This is how the organisers and participants in this latest resurgence of the smokey Bears Picnics see themselves, they are fighting for what they see as their right to use cannabis without interference by the state. The problem is, that isn’t where we are now and it isn’t where the law reform debate is going.

The worldwide march toward change is built on the widely understood need to control the commercial trade, close down the black market and to restrict access to cannabis by kids. All the movement towards a legal trade we see involves an age limit for sales of at least 18 or even 21. So what message do the smoke-outs give?

The first problem is perhaps inevitable with any kind of defiant direct action, it’s likely to attract younger people than older. An event that pulls a large proportion of teenagers – albeit late teenagers – is kind of missing the point and somewhat shooting themselves in the foot. Do these campaigners support the idea of age limits for sales? If so a large proportion of the people attending will be excluded.

The other big problem of course is tobacco. Here we have a public demonstration of people smoking huge amounts of tobacco because – apparently – it’s an important part of the cannabis culture.
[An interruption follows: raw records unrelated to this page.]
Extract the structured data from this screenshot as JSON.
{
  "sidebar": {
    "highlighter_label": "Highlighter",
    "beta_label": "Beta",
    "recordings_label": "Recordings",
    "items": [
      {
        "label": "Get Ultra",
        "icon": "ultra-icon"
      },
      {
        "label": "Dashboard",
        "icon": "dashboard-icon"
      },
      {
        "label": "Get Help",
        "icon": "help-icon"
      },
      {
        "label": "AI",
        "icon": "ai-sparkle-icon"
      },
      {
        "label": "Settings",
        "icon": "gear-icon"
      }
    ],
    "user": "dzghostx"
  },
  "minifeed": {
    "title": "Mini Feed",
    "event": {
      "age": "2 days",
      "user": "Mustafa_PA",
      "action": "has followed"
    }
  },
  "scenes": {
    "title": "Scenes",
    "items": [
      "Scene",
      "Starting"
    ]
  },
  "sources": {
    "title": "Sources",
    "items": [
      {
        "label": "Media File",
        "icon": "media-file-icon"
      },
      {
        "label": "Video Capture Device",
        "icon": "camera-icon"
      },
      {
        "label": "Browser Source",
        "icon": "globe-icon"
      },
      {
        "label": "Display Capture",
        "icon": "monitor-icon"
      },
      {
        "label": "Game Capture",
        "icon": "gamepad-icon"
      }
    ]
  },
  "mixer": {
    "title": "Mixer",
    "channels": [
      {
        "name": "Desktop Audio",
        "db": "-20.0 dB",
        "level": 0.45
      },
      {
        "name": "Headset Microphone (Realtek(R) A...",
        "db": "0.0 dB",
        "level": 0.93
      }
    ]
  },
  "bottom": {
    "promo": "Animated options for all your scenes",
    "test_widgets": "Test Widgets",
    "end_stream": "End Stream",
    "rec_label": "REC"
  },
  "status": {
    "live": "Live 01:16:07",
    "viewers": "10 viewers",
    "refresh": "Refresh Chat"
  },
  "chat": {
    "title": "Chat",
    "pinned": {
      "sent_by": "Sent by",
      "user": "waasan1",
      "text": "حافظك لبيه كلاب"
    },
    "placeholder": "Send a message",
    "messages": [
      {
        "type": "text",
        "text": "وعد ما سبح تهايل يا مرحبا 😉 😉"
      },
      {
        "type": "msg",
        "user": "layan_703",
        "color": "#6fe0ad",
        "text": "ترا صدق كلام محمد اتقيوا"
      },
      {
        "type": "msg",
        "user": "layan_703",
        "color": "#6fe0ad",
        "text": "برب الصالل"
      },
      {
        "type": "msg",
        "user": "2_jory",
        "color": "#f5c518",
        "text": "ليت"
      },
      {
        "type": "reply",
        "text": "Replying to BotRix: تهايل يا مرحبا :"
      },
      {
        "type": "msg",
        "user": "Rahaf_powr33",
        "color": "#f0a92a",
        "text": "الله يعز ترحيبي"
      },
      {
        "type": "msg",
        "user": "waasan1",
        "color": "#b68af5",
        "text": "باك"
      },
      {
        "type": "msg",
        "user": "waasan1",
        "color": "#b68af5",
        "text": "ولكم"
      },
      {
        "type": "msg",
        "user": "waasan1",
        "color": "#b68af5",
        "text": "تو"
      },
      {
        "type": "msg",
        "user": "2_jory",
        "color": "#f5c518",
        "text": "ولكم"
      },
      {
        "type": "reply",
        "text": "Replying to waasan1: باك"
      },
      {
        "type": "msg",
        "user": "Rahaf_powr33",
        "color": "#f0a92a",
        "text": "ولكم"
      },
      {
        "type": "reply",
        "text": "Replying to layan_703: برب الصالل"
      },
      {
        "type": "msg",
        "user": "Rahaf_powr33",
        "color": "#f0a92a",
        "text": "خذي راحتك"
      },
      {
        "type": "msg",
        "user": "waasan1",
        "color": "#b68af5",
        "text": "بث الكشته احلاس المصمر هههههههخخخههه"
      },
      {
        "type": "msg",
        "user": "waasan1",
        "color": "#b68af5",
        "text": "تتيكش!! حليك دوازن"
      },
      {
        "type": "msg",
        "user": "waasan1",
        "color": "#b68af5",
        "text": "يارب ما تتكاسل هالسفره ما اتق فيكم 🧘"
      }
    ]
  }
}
How good does that look, really? How helpful is it to the cause of cannabis law reform?

Worse, when people puffing away on tobacco filled joints explain they are fighting for the right to use cannabis medicinally I cringe. Tobacco is everything that cannabis isn’t – it’s a carcinogenic, addictive killer. Cannabis isn’t cancer causing and doesn’t kill, but only if it’s used pure and not mixed with tobacco. I know there are medicinal activists who support this sort of direct action, but I also know there are a hell of a lot who do not, who are repulsed by the “joint smoking stoner” stereotype. Unfair as that awful stereotype is, the smoke-outs only re-enforce it.
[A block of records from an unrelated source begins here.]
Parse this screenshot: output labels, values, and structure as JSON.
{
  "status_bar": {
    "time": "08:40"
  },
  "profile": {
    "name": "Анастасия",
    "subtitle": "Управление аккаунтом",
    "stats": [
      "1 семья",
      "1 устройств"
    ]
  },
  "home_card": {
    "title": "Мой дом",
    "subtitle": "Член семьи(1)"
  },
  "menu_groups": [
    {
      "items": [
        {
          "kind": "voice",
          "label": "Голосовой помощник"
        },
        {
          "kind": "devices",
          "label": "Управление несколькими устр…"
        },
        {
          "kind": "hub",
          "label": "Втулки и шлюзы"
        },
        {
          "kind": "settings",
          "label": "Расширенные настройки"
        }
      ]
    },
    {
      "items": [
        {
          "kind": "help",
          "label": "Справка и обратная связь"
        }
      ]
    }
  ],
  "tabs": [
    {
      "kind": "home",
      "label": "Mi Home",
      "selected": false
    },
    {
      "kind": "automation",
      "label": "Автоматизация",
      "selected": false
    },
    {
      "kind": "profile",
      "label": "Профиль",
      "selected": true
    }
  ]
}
It’s worth pointing out that in the US they don’t have this tobacco connection with cannabis to anything like the same extent we do. The smoke-out demos over there are really for cannabis.

The wonderful changes we’re seeing around the world today are not coming on the back of people demanding their right to get stoned so much as an understanding of how ineffective prohibition is at doing what it claims to be doing – controlling the drugs trade. Change is coming not because of a desire for greater freedom of choice on the part of cannabis users, but the failure of prohibition to be an effective legal tool. Prohibition isn’t dealing with reality, simple as that.

So my feeling about these smoke-out events is mixed. I do see a role for civil disobedience, to openly challenge a bad law, so I support the idea of events designed to do precisely that. But that said they shouldn’t undermine the arguments for law reform that are being taken seriously and which are showing support way beyond the recreational cannabis consumer. Any form of direct action should support the argument for age limits for sales and awareness of safer use techniques.

In particular, if I had to pick one issue, it would be the need to distance cannabis use from tobacco because the tobacco connection is by far the biggest health risk posed by cannabis use and can only serve as a barrier to making cannabis use acceptable.

Fact is we do have to break this prohibition log-jam and opening the door to recreational use is the key to doing that, but it will be a controlled, regulated access. That might be an anathema to some, but it is the real world. Prohibition is justified on the back of preventing young people “abusing” cannabis, nothing else really. That excuse is used to justify denying all the other uses of this wonderful plant. If there were to be a way that adults could use cannabis legally for fun – even with the most stringent restrictions – it would open the door to everything else cannabis has to offer. I suppose it comes down to asking just what it is we want to achieve, but it isn’t “free the weed” any more.

Derek Williams